By Jessica Mejia
Asian American are “so smart and successful in everything” (Um, p. 5) but does this clique define the entire Asian American and Pacific Islander community? It would be wonderful if this were true for everybody. However, the reality is that everybody is different. Just like Latinos have unique backgrounds, the Asian American community is also unique in their culture and resources. The common misconception in the United States is that race defines who you are and who you are going to become, however, heterogeneity is real and ignoring it is not the answer. Ignoring heterogeneity of ethnicities, class, gender and students backgrounds leads to academic profiling and division among schools (Ochoa, P.255). For example, Vietnamese are categorize as highly-selected, which means a significant portion of them are poorly educated and have not graduated high school. At the same time, a small part of Vietnamese are highly educated and have attained a college degree (Lee, P.30), but do people in the news or individuals in the government have knowledge of their disparities when they talk about them? As much as we would like this to be true, the answer is No. Vietnamese are assume to be Chinese immigrants.
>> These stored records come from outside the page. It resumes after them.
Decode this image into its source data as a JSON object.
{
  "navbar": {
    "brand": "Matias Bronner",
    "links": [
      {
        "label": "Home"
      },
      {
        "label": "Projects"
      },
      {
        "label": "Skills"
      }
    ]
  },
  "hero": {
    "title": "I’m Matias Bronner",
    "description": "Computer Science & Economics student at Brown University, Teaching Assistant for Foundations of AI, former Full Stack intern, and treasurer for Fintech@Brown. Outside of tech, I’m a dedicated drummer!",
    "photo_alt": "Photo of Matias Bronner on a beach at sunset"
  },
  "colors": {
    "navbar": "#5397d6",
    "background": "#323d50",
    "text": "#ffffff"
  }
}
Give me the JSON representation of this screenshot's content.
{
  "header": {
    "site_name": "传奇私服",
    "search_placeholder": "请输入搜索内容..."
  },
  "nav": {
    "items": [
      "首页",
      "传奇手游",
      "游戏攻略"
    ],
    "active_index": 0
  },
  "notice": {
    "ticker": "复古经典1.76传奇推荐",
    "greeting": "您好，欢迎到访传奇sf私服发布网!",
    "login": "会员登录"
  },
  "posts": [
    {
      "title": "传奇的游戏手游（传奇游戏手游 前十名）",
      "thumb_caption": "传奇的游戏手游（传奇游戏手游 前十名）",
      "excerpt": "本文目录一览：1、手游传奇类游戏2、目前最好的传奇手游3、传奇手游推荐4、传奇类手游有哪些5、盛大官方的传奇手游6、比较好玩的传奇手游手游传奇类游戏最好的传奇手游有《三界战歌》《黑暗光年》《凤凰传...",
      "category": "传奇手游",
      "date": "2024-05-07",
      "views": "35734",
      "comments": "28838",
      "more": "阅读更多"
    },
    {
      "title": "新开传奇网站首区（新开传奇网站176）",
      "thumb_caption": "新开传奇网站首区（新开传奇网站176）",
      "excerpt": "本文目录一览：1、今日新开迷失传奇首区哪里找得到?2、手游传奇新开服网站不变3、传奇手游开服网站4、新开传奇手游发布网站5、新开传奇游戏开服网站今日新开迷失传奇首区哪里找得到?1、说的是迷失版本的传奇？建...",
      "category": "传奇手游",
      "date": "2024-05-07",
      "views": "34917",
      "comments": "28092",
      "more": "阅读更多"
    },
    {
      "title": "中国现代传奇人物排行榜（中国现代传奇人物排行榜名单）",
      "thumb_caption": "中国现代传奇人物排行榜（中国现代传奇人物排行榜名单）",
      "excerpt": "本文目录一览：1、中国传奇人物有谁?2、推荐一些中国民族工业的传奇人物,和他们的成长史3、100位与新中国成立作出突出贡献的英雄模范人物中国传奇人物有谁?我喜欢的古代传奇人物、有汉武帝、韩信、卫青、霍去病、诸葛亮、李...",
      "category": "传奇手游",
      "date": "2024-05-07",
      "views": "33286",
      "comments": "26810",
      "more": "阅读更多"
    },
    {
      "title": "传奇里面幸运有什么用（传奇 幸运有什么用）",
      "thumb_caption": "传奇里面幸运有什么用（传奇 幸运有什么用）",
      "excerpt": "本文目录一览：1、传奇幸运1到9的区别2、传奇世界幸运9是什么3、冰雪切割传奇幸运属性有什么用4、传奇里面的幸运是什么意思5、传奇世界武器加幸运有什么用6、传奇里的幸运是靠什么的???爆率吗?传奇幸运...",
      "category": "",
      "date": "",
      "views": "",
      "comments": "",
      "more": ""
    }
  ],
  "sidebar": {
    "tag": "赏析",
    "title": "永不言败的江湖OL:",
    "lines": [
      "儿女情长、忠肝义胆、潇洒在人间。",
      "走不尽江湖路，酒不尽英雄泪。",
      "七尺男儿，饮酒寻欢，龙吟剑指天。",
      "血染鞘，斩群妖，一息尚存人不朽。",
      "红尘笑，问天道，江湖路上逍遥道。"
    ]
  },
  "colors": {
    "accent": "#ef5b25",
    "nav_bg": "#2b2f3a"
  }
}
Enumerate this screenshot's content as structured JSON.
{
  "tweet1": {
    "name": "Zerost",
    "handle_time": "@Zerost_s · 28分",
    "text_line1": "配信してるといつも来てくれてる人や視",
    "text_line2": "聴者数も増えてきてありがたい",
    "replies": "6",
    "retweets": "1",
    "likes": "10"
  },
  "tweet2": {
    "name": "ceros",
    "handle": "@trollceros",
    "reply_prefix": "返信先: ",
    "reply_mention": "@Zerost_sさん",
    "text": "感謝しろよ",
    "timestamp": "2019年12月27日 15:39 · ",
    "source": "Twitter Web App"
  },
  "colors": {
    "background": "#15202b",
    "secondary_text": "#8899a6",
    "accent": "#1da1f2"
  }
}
Therefore, they are under the umbrella of hyper-selected immigrants that are highly educated and successful (Lee, P.32).
In many cases, people think that this is entirely inaccurate because researchers have proven that Asian Americans are always accepted to elite institutions like UC universities and Ivy Leagues (Lew et al., P.65). However, if you break up Asian American into ethnicities, the common misbelief will dismantle into pieces. Well, perform research has shown that a huge amount of Asian Americans, in particular, the Southeast Asian American, attend community colleges. Although the number of researchers focusing on AAPI in community colleges is small, the few articles have proven that at the national level Southeast Asian attendance in prestigious universities is low. Challenges faced by AAPI in the education is broad and extensive, and it becomes apparent that the model is a fantasy that was created to hide the struggles of many with the achievements of few. It is time to understand that the Model Minority Myth does not exist, it might have been true in 1966 when sociologist Williamson Peterson invented the term; however, we were not in 1966. We are in 2017, a place where diversity is real and not a myth.
Um, Khatharya. A dream denied: educational experiences of Southeast Asian American youth: issues and recommendations. Washington, DC: Southeast Asia Resource Action Center, 2003. Print.
Ochoa, Gilda L. Academic profiling: Latinos, Asian Americans, and the achievement gap. Minneapolis, MN: U of Minnesota Press, 2013. Print.
Lee, Jennifer, and Min Zhou. The Asian American achievement paradox. New York: Russell Sage Foundation, 2015. Print.
Lew, Jonathan W., June C. Chang, and Winnie W. Wang. UCLA Community College Review: The Overlooked Minority Asian Pacific American Students in Community Colleges. 2nd ed. Vol. 33. N.p.: Community College Review, n.d. Print.